I am also very grateful for the doctors here in Estonia. I received information on the steps to take daily, and the family doctors have been giving presentations on how to treat yourself at home, as most of the people who contract the virus do not go to the hospital but stay at home. They need to know what kind of symptoms to look out for.
What is clear is that this is a very difficult disease. We have vaccinations now, but we also need to get used to living with COVID-19. It will not go away entirely so instead of hoping for that to happen, we have to look forward and think how we can manage to live with it.
This crisis calls for more Europe in some fields while in others, Member States have been seeking unilateral solutions and closing themselves off. Will Europe come out of this crisis stronger or weaker?
I think that every crisis Europe has faced has also made it more resilient. Our economies are doing quite well thanks to the foundation we established during the debt crisis. Had we not learned the lessons of that crisis, we would not have managed to put in place the support mechanisms which are the basis for the recovery. I am confident this ongoing crisis teaches us lessons for the future.
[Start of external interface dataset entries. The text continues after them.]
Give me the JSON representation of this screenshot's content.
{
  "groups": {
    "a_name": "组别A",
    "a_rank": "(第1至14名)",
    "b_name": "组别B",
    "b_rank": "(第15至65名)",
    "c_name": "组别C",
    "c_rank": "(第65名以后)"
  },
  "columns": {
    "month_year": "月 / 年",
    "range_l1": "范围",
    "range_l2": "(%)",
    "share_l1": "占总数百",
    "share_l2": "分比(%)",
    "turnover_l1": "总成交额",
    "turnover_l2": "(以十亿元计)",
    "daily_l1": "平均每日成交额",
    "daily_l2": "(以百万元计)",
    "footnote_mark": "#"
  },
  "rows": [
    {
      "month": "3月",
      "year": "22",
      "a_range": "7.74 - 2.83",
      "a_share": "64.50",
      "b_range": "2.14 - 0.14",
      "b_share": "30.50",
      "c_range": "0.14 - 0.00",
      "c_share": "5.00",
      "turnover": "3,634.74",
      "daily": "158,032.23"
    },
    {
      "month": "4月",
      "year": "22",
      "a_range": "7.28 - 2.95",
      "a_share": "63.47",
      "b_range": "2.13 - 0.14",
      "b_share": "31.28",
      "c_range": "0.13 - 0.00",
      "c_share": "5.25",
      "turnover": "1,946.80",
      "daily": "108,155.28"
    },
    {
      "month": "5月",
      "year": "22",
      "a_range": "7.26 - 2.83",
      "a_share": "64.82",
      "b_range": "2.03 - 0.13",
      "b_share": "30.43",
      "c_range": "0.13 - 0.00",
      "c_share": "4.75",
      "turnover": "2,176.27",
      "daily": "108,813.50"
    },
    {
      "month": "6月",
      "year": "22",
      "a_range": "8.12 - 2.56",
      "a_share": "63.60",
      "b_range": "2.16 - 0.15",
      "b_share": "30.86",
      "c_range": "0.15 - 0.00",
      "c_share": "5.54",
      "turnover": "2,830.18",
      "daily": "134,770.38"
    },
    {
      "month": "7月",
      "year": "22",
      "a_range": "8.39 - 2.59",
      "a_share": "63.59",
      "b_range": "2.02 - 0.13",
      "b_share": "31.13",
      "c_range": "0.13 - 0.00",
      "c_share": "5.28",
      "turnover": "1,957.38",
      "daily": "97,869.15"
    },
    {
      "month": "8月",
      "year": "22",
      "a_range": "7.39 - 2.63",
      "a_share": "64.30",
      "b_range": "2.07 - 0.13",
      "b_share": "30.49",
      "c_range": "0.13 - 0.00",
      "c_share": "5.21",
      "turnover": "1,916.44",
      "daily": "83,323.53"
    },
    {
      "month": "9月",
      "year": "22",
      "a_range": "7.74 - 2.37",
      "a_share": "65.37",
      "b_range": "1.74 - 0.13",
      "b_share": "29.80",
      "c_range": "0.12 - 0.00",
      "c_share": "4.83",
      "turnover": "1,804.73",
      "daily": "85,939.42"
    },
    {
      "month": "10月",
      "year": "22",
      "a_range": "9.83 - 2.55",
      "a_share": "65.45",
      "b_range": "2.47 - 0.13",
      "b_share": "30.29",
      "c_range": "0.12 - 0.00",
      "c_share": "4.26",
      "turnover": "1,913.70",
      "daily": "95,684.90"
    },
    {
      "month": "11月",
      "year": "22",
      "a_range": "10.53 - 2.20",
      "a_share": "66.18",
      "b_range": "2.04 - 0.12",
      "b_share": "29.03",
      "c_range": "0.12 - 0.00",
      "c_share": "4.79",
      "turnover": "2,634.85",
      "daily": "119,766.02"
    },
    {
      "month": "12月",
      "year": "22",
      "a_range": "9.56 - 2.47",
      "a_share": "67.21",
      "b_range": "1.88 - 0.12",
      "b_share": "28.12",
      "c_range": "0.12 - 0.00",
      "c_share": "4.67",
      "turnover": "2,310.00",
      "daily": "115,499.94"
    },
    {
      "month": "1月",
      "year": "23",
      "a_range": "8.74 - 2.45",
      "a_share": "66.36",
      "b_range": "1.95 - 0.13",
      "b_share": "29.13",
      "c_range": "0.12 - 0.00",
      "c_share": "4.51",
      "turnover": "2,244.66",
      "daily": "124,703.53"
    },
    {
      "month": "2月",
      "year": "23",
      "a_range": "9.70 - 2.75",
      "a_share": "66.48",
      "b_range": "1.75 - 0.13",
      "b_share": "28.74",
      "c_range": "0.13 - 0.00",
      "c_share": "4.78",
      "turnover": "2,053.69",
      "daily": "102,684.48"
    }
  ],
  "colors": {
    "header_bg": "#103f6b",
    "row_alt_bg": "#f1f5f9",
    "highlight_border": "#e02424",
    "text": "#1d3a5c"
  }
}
Those who are angry about Europe not acting during a health crisis, while they know it’s a national competence, are also saying that they don’t want more Europe. It is contradictory – either you want this or you don’t want this. What worries us is the unilateral approach many countries adopted, being very protective and inward-looking. As soon as a problem appears, suddenly it is every country for themselves. It should not be like this.
We are in this together, and for a small country like Estonia, the procurement of vaccines is a great example of European cooperation. We could not have secured their delivery on our own and are very happy to be a part of the process. There are challenges, but I still consider it a success.
I believe this is an opportunity for all countries to learn from each other. This crisis has clearly demonstrated that different countries have different basic rights – some have closed their borders so that no one can enter while others have said such action is unconstitutional. What we all must be able to do, however, is see the bigger picture and understand that we are a part of a bigger Union. There is no way out of the crisis unless all of us are out of the crisis.
Despite the crisis, you managed to do something historic by becoming the first female Prime Minister of Estonia. What does this mean to you on a personal level?
I get asked this question a lot and I still don’t know how to answer. Yes, my gender might be different from our previous Prime Ministers but in terms of competences, there is no real difference. Because I am the first woman in Estonia to hold this role, there are people who want to see me fail. The expectations on me are much higher, higher than they would be on any man, and the responsibility to not fail everyone is huge. No other Prime Minister has started their mandate during such a difficult crisis. I cannot be popular because I must make so many unpopular decisions, from COVID-19 restrictions to the state budget, and more. There are challenges but I hope to inspire all girls and women that the role of prime minister is for everybody, no matter the gender.
You can follow Prime Minister Kaja Kallas on Twitter here.